Copy out every line from the records that includes "Code".

╭─ Dataset content

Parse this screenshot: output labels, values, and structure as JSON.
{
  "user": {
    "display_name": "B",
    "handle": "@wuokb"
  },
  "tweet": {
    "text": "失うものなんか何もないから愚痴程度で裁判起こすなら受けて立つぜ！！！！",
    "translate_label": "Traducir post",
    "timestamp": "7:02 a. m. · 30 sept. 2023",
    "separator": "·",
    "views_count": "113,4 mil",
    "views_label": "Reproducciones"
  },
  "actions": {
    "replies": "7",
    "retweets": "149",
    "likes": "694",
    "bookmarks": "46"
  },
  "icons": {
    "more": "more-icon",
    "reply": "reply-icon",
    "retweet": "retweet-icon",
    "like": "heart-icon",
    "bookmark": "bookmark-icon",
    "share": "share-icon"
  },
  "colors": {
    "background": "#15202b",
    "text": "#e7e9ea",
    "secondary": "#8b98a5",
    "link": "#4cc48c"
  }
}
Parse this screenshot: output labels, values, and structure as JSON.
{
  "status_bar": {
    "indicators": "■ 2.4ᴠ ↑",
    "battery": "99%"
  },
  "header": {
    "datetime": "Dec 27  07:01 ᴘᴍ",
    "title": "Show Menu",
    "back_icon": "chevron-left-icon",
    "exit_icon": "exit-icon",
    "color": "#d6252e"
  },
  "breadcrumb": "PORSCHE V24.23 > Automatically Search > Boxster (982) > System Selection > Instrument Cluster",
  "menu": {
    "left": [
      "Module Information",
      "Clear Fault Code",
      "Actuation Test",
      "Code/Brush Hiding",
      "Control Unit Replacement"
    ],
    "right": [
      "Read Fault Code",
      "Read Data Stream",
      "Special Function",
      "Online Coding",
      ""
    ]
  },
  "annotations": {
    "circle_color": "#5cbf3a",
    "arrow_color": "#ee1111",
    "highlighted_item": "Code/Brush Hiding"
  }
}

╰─

▸ **Response to this exercise**
      "Clear Fault Code",
      "Code/Brush Hiding",
      "Read Fault Code",
    "highlighted_item": "Code/Brush Hiding"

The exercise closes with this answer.